Alumni in the News: October 11, 2021

Robert Kolker ’91 wrote the October 5 New York Times Magazine story “Who Is the Bad Art Friend?” The feature details what happened when one woman’s personal story became the inspiration for another woman’s creative writing.

On October 8, Netflix premiered the children’s animated series A Tale Dark and Grimm, based on the bestselling book by Adam Gidwitz ’04. The series follows Hansel and Gretel as they run away from home to find better parents, and includes the voices of Adam Lambert and Andre Robinson.

Nicole Ellis '10

Nicole Ellis ’10

PBS NewsHour executive producer Sara Just ’88 announced on October 1 that Nicole Ellis ’10 would be the program’s first digital anchor. Ellis joins the NewsHour from The Washington Post, where she was an Emmy-nominated on-air reporter and anchor covering social issues and breaking news. “We are delighted to have Nicole join the NewsHour as our new and first digital anchor, as our multiplatform growth continues to expand,” Just said.

Delia Montelongo-McLerran ’88 was featured in the October issue of San Antonio magazine as a “Women We Love,” for her work as head of schools of Young Women’s Leadership Academy, an all-girls preparatory and public charter school that serves economically disadvantaged young women who want to attend college.

Dominique Nieves ’12 was featured in the September 29 Refinery29 story “Latinx Writers Couldn’t Get Hollywood’s Attention.
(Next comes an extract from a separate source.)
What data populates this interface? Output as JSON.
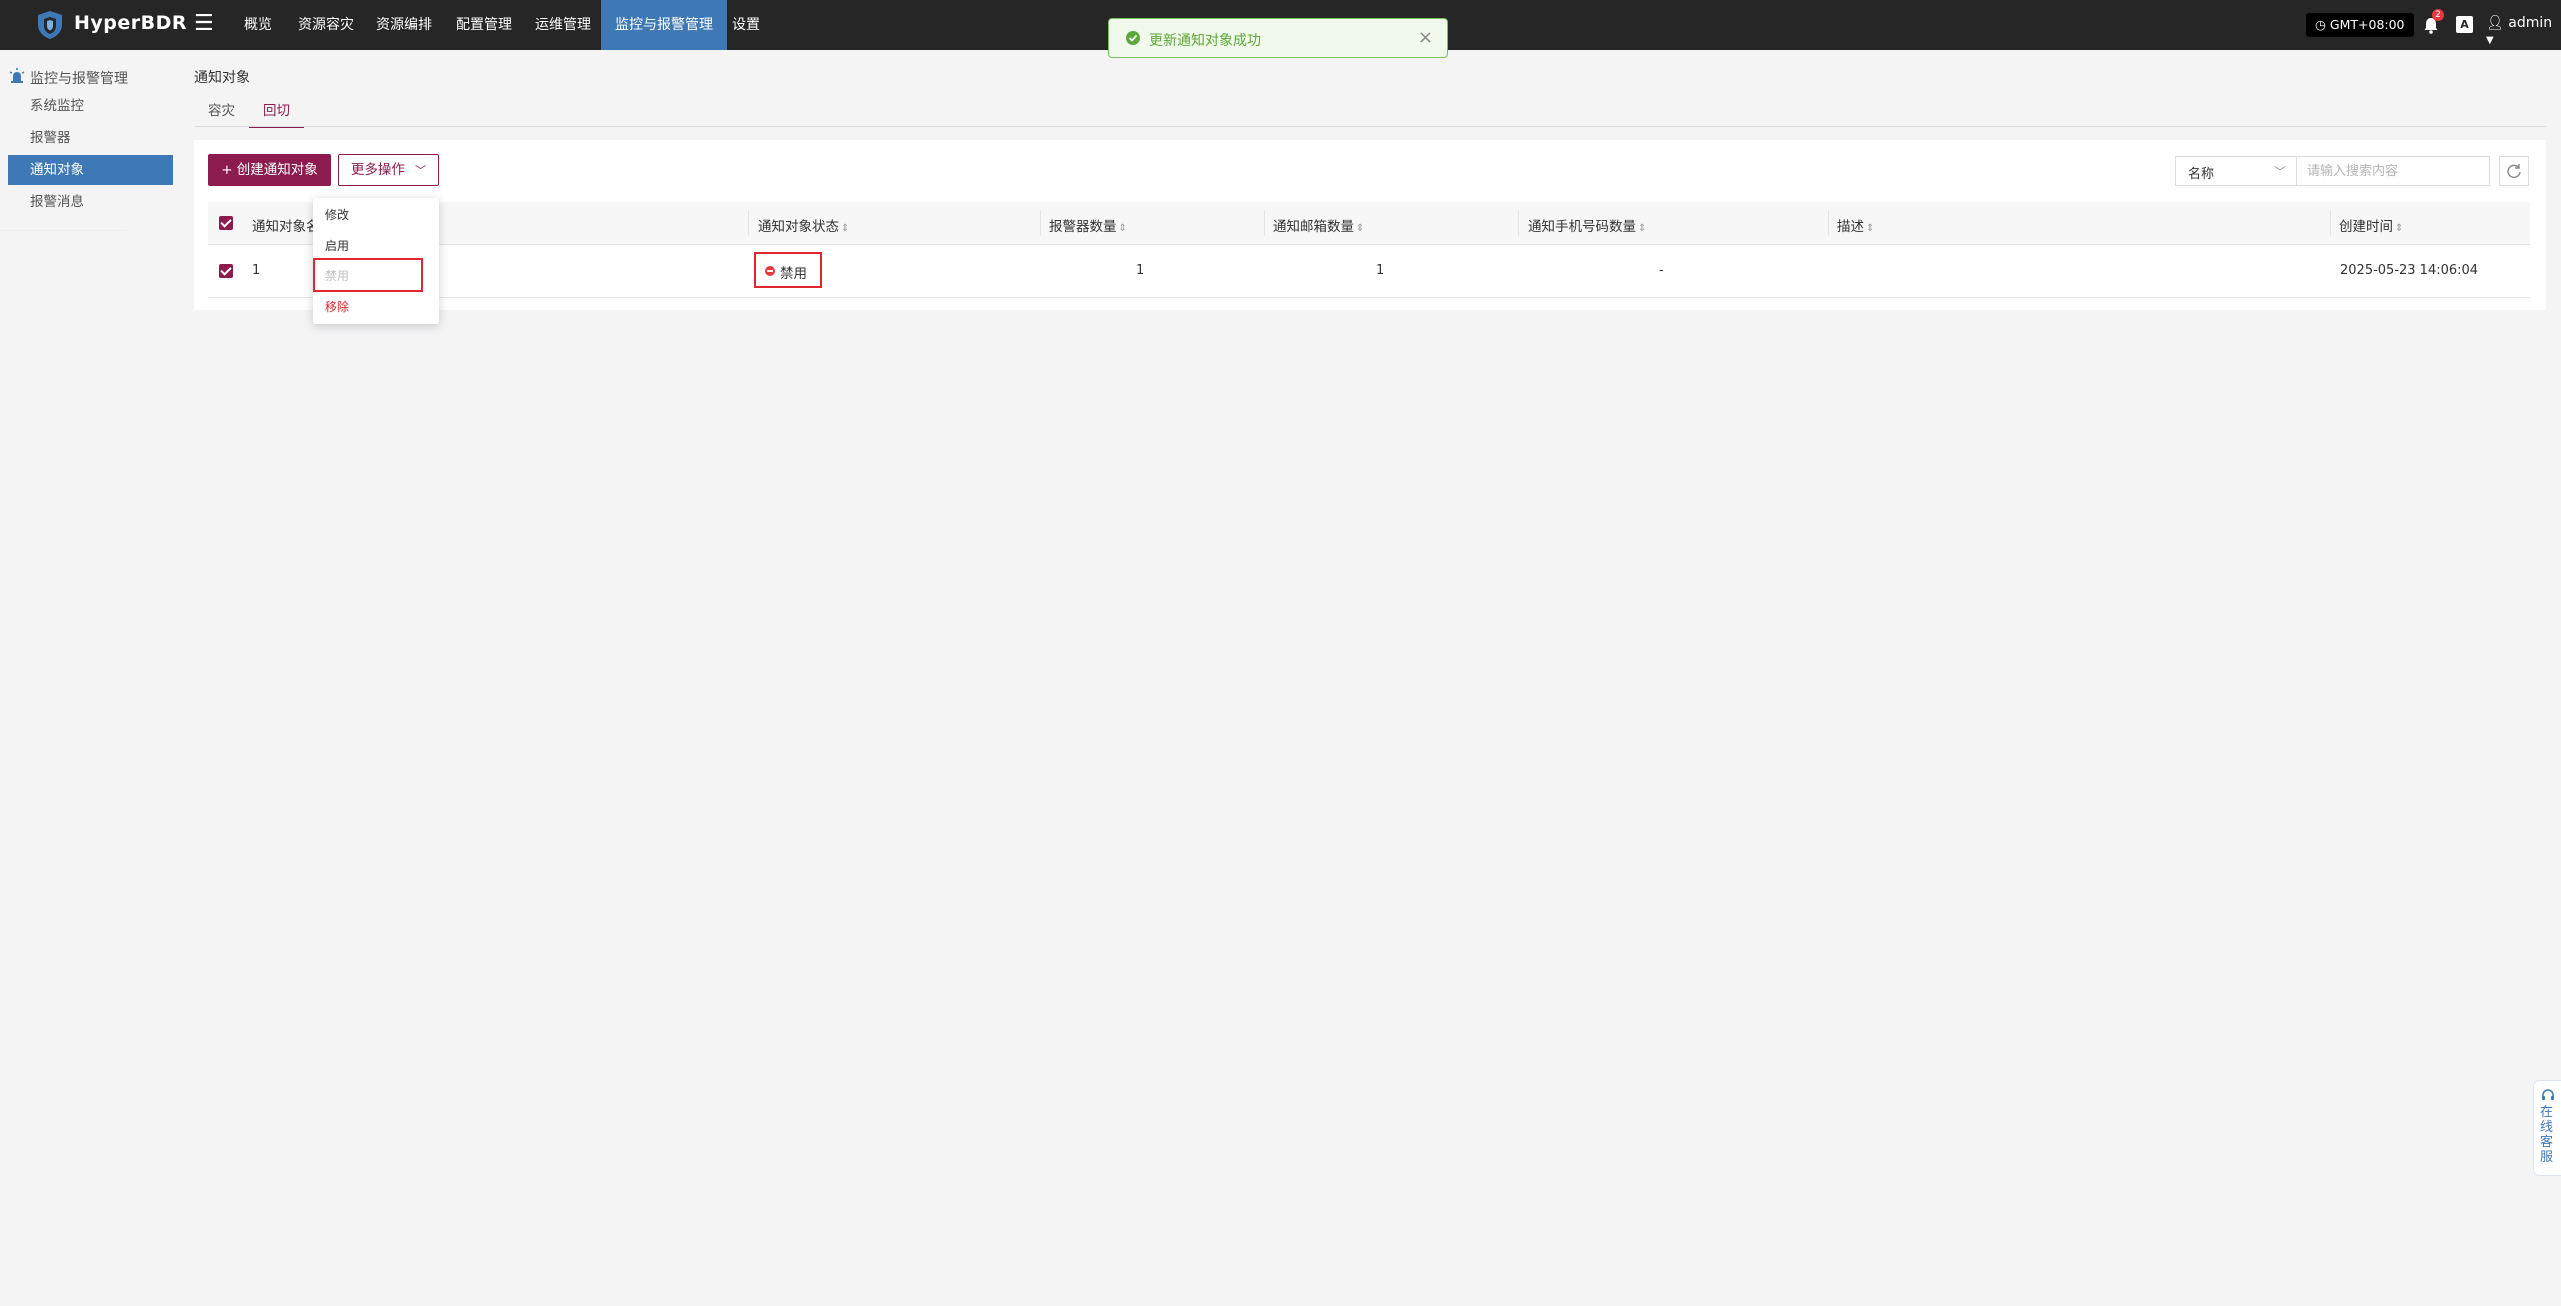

So They Came Up With Another Way,” written by Nathalie Alonso ’08. Nieves, an actor and filmmaker, recently launched a mentorship initiative for up-and-coming Latinx television writers.


Daniel Alarcón ’99

Courtesy of the John D. and Catherine T. MacArthur Foundation

On September 28, it was announced that Journalism School assistant professor Daniel Alarcón ’99 was named a 2021 MacArthur Fellow by the John D. and Catherine T. MacArthur Foundation. Alarcón is a novelist and the co-creator of the award-winning Spanish-language podcast Radio Ambulante.

Jim Jarmusch ’75 was the subject of a September 28 New York Times Art & Design feature, “Jim Jarmusch’s Collages Are Ready for Their Close-Up”; artworks made by the writer and director are now on view at James Fuentes on the Lower East Side.

On September 23, CNN announced that Daniel Foote ’86, the U.S. special envoy for Haiti, had tendered his resignation to Secretary of State Antony Blinken. Foote said he would not be associated with the “inhumane, counterproductive decision to deport thousands of Haitian refugees” from the U.S.-Mexico border, and that the U.S. policy approach to Haiti remains “deeply flawed.”


Lucia Aniello ’04

During the Emmy telecast on September 19, writer and director Lucia Aniello ’04 took home two Emmys for her work on the HBO comedy Hacks. Both were for the pilot episode, “There Is No Line”: one for Outstanding Writing in a Comedy Series, shared with partners Paul W. Downs and Jen Statsky; the second for Outstanding Director in a Comedy Series.

On September 14, The New York Times reviewed the second novel by Vince Passaro ’79, Crazy Sorrow. Passaro’s latest features two young lovers from Columbia and Barnard who meet in 1976; the Times writes, “... what Passaro has done well in Crazy Sorrow is evoke not George and Anna’s attraction to each other, not a romantic hero and heroine, but a vanished time and place.”

Source to Spout: The Water Fountain Project features photographs by multimedia artist Adrian Sas ’98. Sas’s photos are wrapped around 10 drinking fountains in Riverside Park; they will be on view through the end of October.

David Stanton ’77 won a national championship and gold medal at the USA Cycling Masters Track National Championships in September. Stanton captured the men's age 65-69 division pursuit title. Representing the Canyon Velo team out of Newport Beach, Calif., Stanton finished the 2-kilometer course (six laps) in 2:36.309. His closest competitor was a full second behind at 2:37.744.